Excerpts from an interface dataset:
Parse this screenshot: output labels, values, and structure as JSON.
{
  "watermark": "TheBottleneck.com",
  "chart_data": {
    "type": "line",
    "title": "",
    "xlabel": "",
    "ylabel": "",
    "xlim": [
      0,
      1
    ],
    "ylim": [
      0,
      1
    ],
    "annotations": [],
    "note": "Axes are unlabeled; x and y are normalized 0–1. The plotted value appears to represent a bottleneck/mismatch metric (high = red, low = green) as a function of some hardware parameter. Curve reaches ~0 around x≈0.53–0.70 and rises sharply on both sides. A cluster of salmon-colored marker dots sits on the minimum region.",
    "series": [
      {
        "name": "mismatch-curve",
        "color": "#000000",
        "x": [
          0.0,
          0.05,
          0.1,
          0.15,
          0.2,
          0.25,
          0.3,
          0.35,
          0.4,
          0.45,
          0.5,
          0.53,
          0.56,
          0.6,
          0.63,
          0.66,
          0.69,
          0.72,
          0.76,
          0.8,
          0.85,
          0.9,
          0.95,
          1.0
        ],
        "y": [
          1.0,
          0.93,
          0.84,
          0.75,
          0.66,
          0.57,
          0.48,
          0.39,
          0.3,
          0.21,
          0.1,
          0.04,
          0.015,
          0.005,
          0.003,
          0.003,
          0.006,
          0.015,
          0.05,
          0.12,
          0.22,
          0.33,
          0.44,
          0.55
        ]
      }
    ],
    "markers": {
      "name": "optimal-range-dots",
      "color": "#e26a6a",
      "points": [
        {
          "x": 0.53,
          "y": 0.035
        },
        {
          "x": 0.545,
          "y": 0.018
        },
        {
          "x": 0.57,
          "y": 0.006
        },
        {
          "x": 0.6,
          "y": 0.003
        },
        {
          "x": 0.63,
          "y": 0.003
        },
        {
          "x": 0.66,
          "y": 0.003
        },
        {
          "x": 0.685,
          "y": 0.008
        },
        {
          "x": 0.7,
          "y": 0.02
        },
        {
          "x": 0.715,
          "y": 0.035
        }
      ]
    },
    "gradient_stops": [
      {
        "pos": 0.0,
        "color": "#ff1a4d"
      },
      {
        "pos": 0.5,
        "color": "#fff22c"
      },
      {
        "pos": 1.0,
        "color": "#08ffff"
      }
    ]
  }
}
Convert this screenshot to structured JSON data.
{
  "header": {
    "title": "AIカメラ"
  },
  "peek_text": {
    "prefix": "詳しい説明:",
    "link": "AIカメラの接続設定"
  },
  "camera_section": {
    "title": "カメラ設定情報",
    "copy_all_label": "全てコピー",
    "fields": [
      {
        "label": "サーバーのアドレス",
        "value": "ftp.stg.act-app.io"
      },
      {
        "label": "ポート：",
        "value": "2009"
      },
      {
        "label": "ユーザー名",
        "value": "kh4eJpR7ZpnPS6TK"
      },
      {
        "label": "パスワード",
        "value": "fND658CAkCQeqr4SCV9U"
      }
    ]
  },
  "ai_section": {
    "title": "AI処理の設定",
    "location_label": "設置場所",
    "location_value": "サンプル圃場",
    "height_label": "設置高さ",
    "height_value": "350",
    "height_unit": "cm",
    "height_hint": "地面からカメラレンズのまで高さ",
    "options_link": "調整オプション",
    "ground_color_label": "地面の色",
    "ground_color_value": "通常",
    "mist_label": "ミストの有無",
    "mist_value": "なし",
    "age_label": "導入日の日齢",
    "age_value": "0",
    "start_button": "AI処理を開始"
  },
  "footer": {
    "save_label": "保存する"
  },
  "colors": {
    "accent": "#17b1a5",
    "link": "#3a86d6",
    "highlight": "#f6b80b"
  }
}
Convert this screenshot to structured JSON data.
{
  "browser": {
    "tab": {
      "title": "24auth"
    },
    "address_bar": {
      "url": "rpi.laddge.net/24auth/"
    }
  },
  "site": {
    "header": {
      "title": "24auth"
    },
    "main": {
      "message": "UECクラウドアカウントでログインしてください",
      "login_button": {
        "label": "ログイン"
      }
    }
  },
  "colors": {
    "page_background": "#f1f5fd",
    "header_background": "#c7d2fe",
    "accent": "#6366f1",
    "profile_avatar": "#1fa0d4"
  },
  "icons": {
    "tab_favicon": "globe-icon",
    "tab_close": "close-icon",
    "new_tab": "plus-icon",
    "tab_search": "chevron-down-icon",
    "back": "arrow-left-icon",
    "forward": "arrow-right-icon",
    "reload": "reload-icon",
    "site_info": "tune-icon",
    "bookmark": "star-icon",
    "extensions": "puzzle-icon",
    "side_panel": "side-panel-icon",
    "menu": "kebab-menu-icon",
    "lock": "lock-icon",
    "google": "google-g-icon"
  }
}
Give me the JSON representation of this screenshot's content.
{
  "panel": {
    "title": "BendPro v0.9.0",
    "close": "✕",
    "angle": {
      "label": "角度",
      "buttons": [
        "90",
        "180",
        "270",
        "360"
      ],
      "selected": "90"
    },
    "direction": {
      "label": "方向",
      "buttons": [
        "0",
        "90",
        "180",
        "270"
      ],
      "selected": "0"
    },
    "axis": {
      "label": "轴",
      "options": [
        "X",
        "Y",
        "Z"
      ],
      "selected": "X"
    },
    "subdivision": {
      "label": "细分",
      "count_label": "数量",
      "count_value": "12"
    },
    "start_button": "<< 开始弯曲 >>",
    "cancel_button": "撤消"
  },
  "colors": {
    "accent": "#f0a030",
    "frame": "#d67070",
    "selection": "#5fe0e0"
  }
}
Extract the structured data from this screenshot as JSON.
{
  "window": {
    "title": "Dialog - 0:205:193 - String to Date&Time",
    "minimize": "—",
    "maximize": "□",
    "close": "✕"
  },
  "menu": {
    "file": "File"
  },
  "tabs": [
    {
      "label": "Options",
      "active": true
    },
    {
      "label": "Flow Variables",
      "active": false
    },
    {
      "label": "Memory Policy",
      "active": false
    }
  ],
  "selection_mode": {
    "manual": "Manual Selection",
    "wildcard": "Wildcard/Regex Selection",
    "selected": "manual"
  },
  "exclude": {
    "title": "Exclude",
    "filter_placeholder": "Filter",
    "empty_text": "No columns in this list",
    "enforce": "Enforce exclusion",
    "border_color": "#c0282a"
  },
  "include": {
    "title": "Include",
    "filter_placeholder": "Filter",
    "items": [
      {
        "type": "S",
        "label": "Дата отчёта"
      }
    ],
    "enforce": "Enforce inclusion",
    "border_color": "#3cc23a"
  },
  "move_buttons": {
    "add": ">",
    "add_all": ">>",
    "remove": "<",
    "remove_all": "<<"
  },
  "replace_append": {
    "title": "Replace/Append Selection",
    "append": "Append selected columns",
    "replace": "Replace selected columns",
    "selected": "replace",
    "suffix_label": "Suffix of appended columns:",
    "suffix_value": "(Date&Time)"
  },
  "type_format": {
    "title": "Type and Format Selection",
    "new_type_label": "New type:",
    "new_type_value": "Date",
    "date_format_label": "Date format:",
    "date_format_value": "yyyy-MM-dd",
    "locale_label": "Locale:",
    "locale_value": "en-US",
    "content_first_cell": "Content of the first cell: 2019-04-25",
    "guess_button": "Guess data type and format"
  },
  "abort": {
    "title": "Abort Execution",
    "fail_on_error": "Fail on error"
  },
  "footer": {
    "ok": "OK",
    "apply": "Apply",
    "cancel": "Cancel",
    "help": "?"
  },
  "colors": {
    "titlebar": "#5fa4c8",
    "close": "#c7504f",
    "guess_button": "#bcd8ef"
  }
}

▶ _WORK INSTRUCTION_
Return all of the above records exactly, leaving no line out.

▶ _EXPECTED ANSWER_
Parse this screenshot: output labels, values, and structure as JSON.
{
  "watermark": "TheBottleneck.com",
  "chart_data": {
    "type": "line",
    "title": "",
    "xlabel": "",
    "ylabel": "",
    "xlim": [
      0,
      1
    ],
    "ylim": [
      0,
      1
    ],
    "annotations": [],
    "note": "Axes are unlabeled; x and y are normalized 0–1. The plotted value appears to represent a bottleneck/mismatch metric (high = red, low = green) as a function of some hardware parameter. Curve reaches ~0 around x≈0.53–0.70 and rises sharply on both sides. A cluster of salmon-colored marker dots sits on the minimum region.",
    "series": [
      {
        "name": "mismatch-curve",
        "color": "#000000",
        "x": [
          0.0,
          0.05,
          0.1,
          0.15,
          0.2,
          0.25,
          0.3,
          0.35,
          0.4,
          0.45,
          0.5,
          0.53,
          0.56,
          0.6,
          0.63,
          0.66,
          0.69,
          0.72,
          0.76,
          0.8,
          0.85,
          0.9,
          0.95,
          1.0
        ],
        "y": [
          1.0,
          0.93,
          0.84,
          0.75,
          0.66,
          0.57,
          0.48,
          0.39,
          0.3,
          0.21,
          0.1,
          0.04,
          0.015,
          0.005,
          0.003,
          0.003,
          0.006,
          0.015,
          0.05,
          0.12,
          0.22,
          0.33,
          0.44,
          0.55
        ]
      }
    ],
    "markers": {
      "name": "optimal-range-dots",
      "color": "#e26a6a",
      "points": [
        {
          "x": 0.53,
          "y": 0.035
        },
        {
          "x": 0.545,
          "y": 0.018
        },
        {
          "x": 0.57,
          "y": 0.006
        },
        {
          "x": 0.6,
          "y": 0.003
        },
        {
          "x": 0.63,
          "y": 0.003
        },
        {
          "x": 0.66,
          "y": 0.003
        },
        {
          "x": 0.685,
          "y": 0.008
        },
        {
          "x": 0.7,
          "y": 0.02
        },
        {
          "x": 0.715,
          "y": 0.035
        }
      ]
    },
    "gradient_stops": [
      {
        "pos": 0.0,
        "color": "#ff1a4d"
      },
      {
        "pos": 0.5,
        "color": "#fff22c"
      },
      {
        "pos": 1.0,
        "color": "#08ffff"
      }
    ]
  }
}
Convert this screenshot to structured JSON data.
{
  "header": {
    "title": "AIカメラ"
  },
  "peek_text": {
    "prefix": "詳しい説明:",
    "link": "AIカメラの接続設定"
  },
  "camera_section": {
    "title": "カメラ設定情報",
    "copy_all_label": "全てコピー",
    "fields": [
      {
        "label": "サーバーのアドレス",
        "value": "ftp.stg.act-app.io"
      },
      {
        "label": "ポート：",
        "value": "2009"
      },
      {
        "label": "ユーザー名",
        "value": "kh4eJpR7ZpnPS6TK"
      },
      {
        "label": "パスワード",
        "value": "fND658CAkCQeqr4SCV9U"
      }
    ]
  },
  "ai_section": {
    "title": "AI処理の設定",
    "location_label": "設置場所",
    "location_value": "サンプル圃場",
    "height_label": "設置高さ",
    "height_value": "350",
    "height_unit": "cm",
    "height_hint": "地面からカメラレンズのまで高さ",
    "options_link": "調整オプション",
    "ground_color_label": "地面の色",
    "ground_color_value": "通常",
    "mist_label": "ミストの有無",
    "mist_value": "なし",
    "age_label": "導入日の日齢",
    "age_value": "0",
    "start_button": "AI処理を開始"
  },
  "footer": {
    "save_label": "保存する"
  },
  "colors": {
    "accent": "#17b1a5",
    "link": "#3a86d6",
    "highlight": "#f6b80b"
  }
}
Convert this screenshot to structured JSON data.
{
  "browser": {
    "tab": {
      "title": "24auth"
    },
    "address_bar": {
      "url": "rpi.laddge.net/24auth/"
    }
  },
  "site": {
    "header": {
      "title": "24auth"
    },
    "main": {
      "message": "UECクラウドアカウントでログインしてください",
      "login_button": {
        "label": "ログイン"
      }
    }
  },
  "colors": {
    "page_background": "#f1f5fd",
    "header_background": "#c7d2fe",
    "accent": "#6366f1",
    "profile_avatar": "#1fa0d4"
  },
  "icons": {
    "tab_favicon": "globe-icon",
    "tab_close": "close-icon",
    "new_tab": "plus-icon",
    "tab_search": "chevron-down-icon",
    "back": "arrow-left-icon",
    "forward": "arrow-right-icon",
    "reload": "reload-icon",
    "site_info": "tune-icon",
    "bookmark": "star-icon",
    "extensions": "puzzle-icon",
    "side_panel": "side-panel-icon",
    "menu": "kebab-menu-icon",
    "lock": "lock-icon",
    "google": "google-g-icon"
  }
}
Give me the JSON representation of this screenshot's content.
{
  "panel": {
    "title": "BendPro v0.9.0",
    "close": "✕",
    "angle": {
      "label": "角度",
      "buttons": [
        "90",
        "180",
        "270",
        "360"
      ],
      "selected": "90"
    },
    "direction": {
      "label": "方向",
      "buttons": [
        "0",
        "90",
        "180",
        "270"
      ],
      "selected": "0"
    },
    "axis": {
      "label": "轴",
      "options": [
        "X",
        "Y",
        "Z"
      ],
      "selected": "X"
    },
    "subdivision": {
      "label": "细分",
      "count_label": "数量",
      "count_value": "12"
    },
    "start_button": "<< 开始弯曲 >>",
    "cancel_button": "撤消"
  },
  "colors": {
    "accent": "#f0a030",
    "frame": "#d67070",
    "selection": "#5fe0e0"
  }
}
Extract the structured data from this screenshot as JSON.
{
  "window": {
    "title": "Dialog - 0:205:193 - String to Date&Time",
    "minimize": "—",
    "maximize": "□",
    "close": "✕"
  },
  "menu": {
    "file": "File"
  },
  "tabs": [
    {
      "label": "Options",
      "active": true
    },
    {
      "label": "Flow Variables",
      "active": false
    },
    {
      "label": "Memory Policy",
      "active": false
    }
  ],
  "selection_mode": {
    "manual": "Manual Selection",
    "wildcard": "Wildcard/Regex Selection",
    "selected": "manual"
  },
  "exclude": {
    "title": "Exclude",
    "filter_placeholder": "Filter",
    "empty_text": "No columns in this list",
    "enforce": "Enforce exclusion",
    "border_color": "#c0282a"
  },
  "include": {
    "title": "Include",
    "filter_placeholder": "Filter",
    "items": [
      {
        "type": "S",
        "label": "Дата отчёта"
      }
    ],
    "enforce": "Enforce inclusion",
    "border_color": "#3cc23a"
  },
  "move_buttons": {
    "add": ">",
    "add_all": ">>",
    "remove": "<",
    "remove_all": "<<"
  },
  "replace_append": {
    "title": "Replace/Append Selection",
    "append": "Append selected columns",
    "replace": "Replace selected columns",
    "selected": "replace",
    "suffix_label": "Suffix of appended columns:",
    "suffix_value": "(Date&Time)"
  },
  "type_format": {
    "title": "Type and Format Selection",
    "new_type_label": "New type:",
    "new_type_value": "Date",
    "date_format_label": "Date format:",
    "date_format_value": "yyyy-MM-dd",
    "locale_label": "Locale:",
    "locale_value": "en-US",
    "content_first_cell": "Content of the first cell: 2019-04-25",
    "guess_button": "Guess data type and format"
  },
  "abort": {
    "title": "Abort Execution",
    "fail_on_error": "Fail on error"
  },
  "footer": {
    "ok": "OK",
    "apply": "Apply",
    "cancel": "Cancel",
    "help": "?"
  },
  "colors": {
    "titlebar": "#5fa4c8",
    "close": "#c7504f",
    "guess_button": "#bcd8ef"
  }
}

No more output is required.